“You get both sides of that question, some people think you should only be in the blue and white car, other people think once you're a detective you should never go back to that car,” said Serpas. “We make those judgments every day to serve as best as we can.”
With police manpower at a modern-era low, the city is working to recruit more officers with television ads and community outreach.
Twenty-seven recruits are going through the only academy class so far this year. Three more have been hired for the next academy class, and more than 70 others are undergoing background checks.
But Hunter believes more should be done to keep those already on the force.
“No one called me to say, ‘Hey why are you leaving?’ No one called and said, ‘Hey, is there anything we can do to keep you here?’” Hunter said.

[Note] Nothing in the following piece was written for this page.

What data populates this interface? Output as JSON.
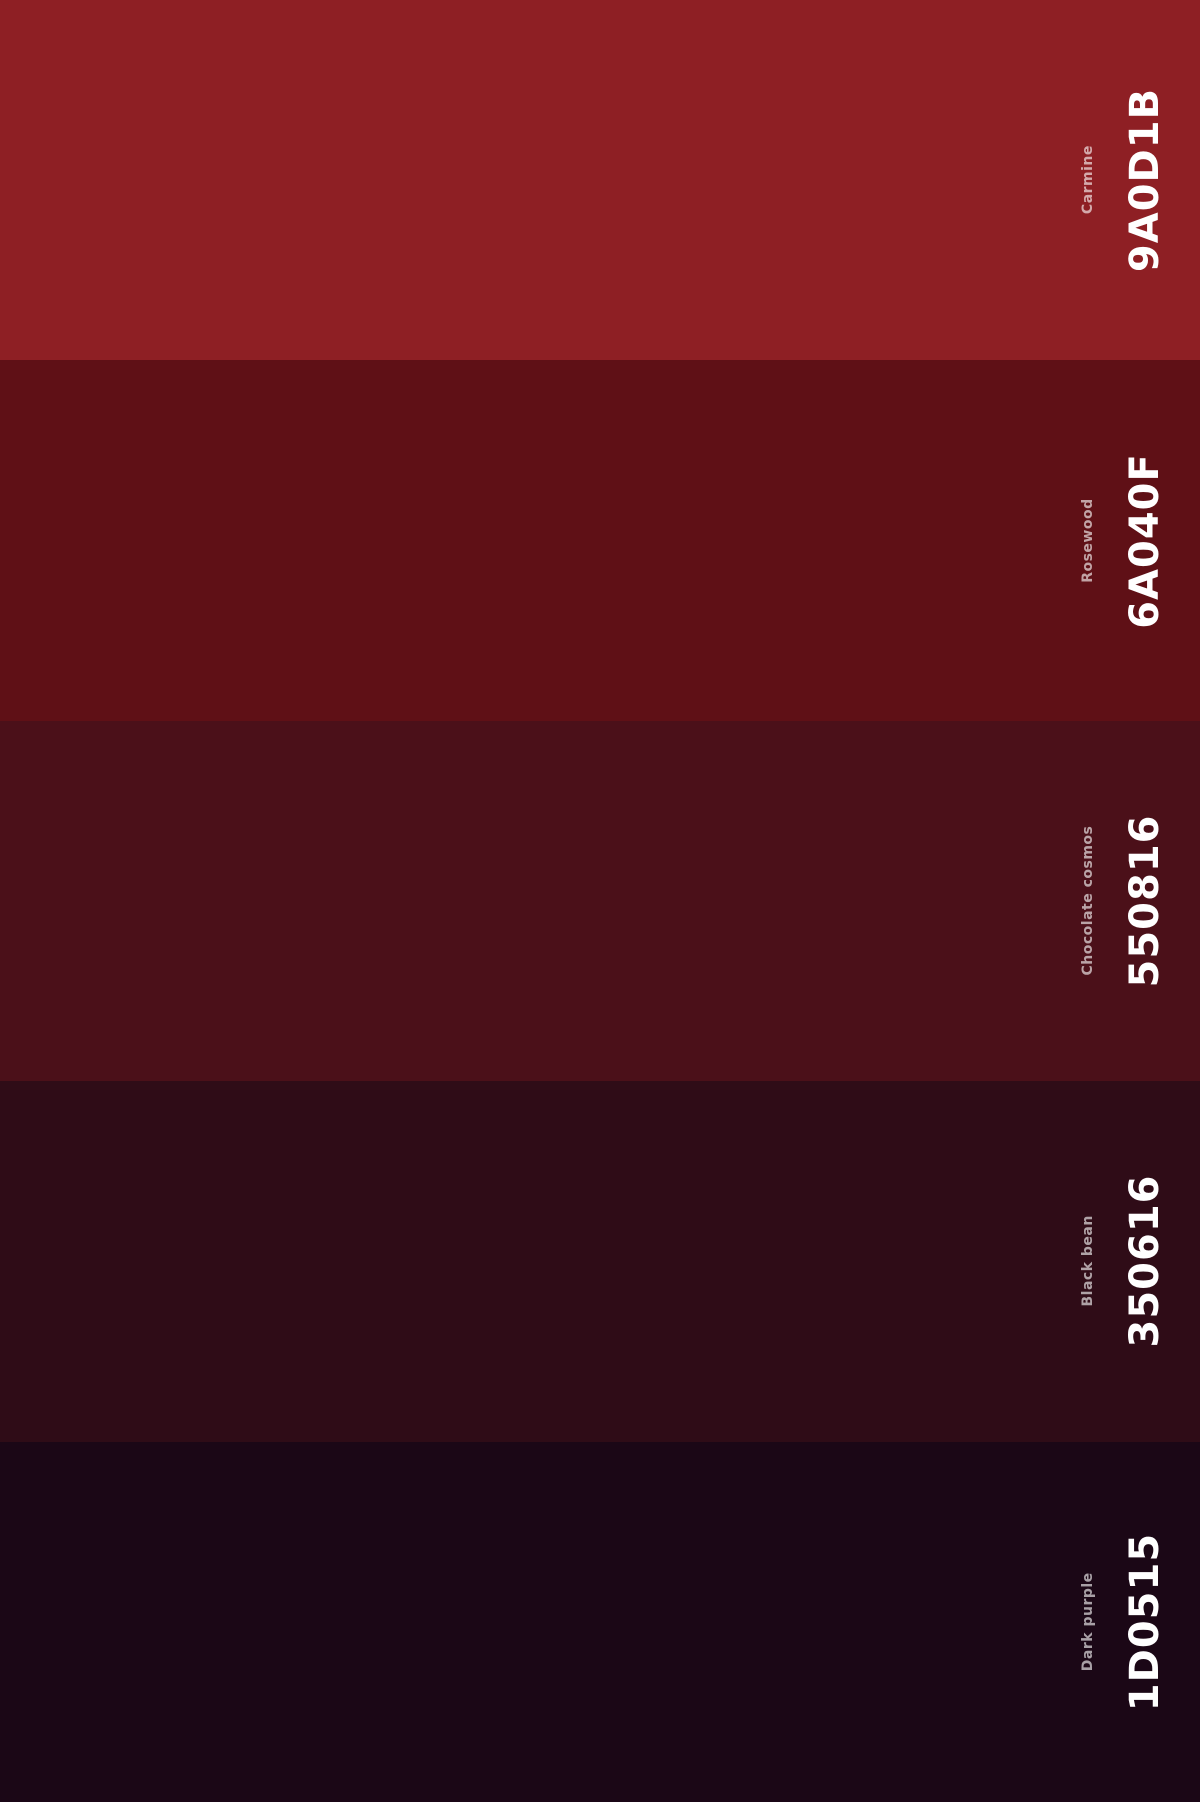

What's more, Hunter said he had not received a raise since he had been on the force. His take home pay actually went down, he said, because of rising pension and health care costs.

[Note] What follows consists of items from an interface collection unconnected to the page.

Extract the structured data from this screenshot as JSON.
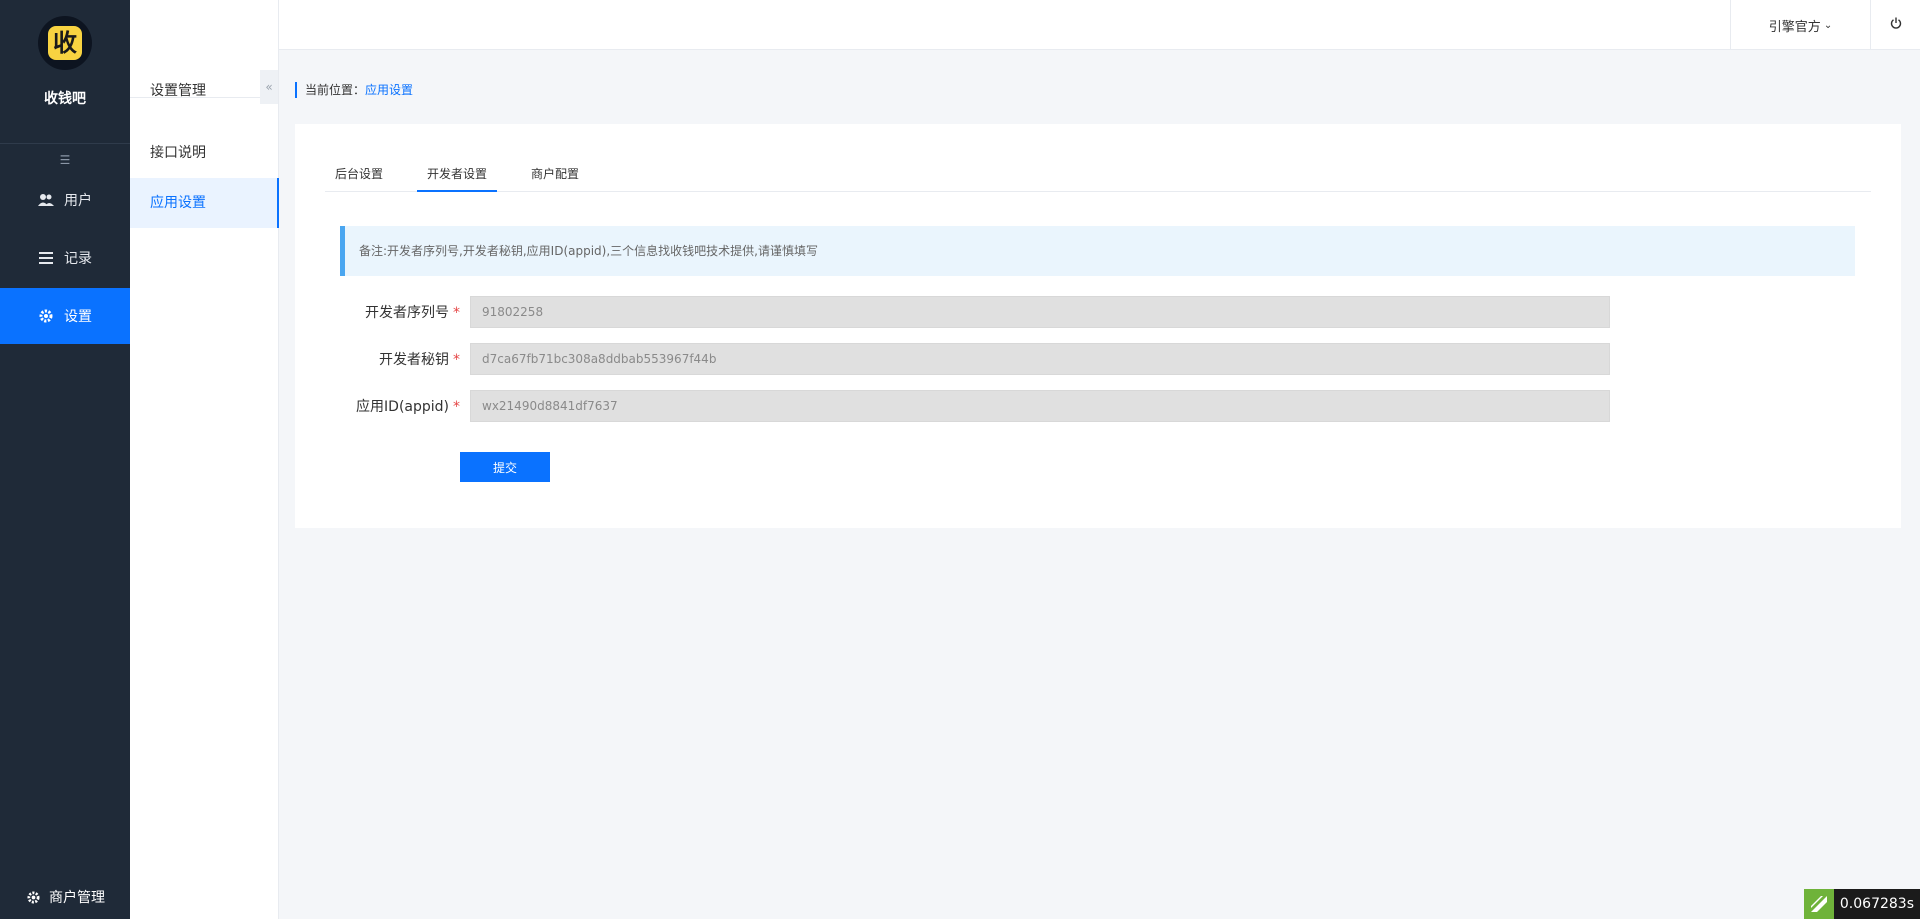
{
  "brand": {
    "logo_char": "收",
    "name": "收钱吧"
  },
  "sidebar": {
    "items": [
      {
        "label": "用户",
        "icon": "users-icon"
      },
      {
        "label": "记录",
        "icon": "list-icon"
      },
      {
        "label": "设置",
        "icon": "gear-icon",
        "active": true
      }
    ],
    "bottom_label": "商户管理"
  },
  "subnav": {
    "title": "设置管理",
    "items": [
      {
        "label": "接口说明"
      },
      {
        "label": "应用设置",
        "active": true
      }
    ]
  },
  "topbar": {
    "user": "引擎官方"
  },
  "breadcrumb": {
    "prefix": "当前位置：",
    "current": "应用设置"
  },
  "tabs": [
    {
      "label": "后台设置"
    },
    {
      "label": "开发者设置",
      "active": true
    },
    {
      "label": "商户配置"
    }
  ],
  "notice": "备注:开发者序列号,开发者秘钥,应用ID(appid),三个信息找收钱吧技术提供,请谨慎填写",
  "form": {
    "fields": [
      {
        "label": "开发者序列号",
        "value": "91802258"
      },
      {
        "label": "开发者秘钥",
        "value": "d7ca67fb71bc308a8ddbab553967f44b"
      },
      {
        "label": "应用ID(appid)",
        "value": "wx21490d8841df7637"
      }
    ],
    "required_mark": "*",
    "submit_label": "提交"
  },
  "timer": "0.067283s",
  "colors": {
    "sidebar_bg": "#1f2a38",
    "accent": "#0a72ff",
    "notice_bg": "#eaf5fd"
  }
}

“I'm making a lot more money,” said Hunter, who is also a commercial crabber. “I could have went to Walmart or McDonald’s and made a lot more money than what I was making with NOPD at the time when I left.”
Hunter said he was taking home about $1,000 every two weeks when he started on the force. When he left, he was taking home about $650 every two weeks, which included a $100 deduction for a loan, and a $100 deduction for a take home car.
Hunter said a number of his friends on the force have taken jobs with other law enforcement agencies.
The police department reinvigorated the officer promotional system, said Serpas. 400 officers have received promotions, with five percent pay raises, since 2012.
Hunter said he was not able to test for a promotion because of two outstanding complaints against him. He said he was unaware of the complaints until he asked why he was not able to get promoted.
The Public Integrity Bureau eventually cleared those complaints, but Hunter said it took two to three years for the department launch an investigation.
Meanwhile, Serpas touts an improved police department as recruitment efforts continue.
“Inside the department, the equipment, the tools, the resources, the promotional opportunities, and the ability to take your career forward are fully engaged,” said Serpas. “The recruitment campaign is fully engaged.”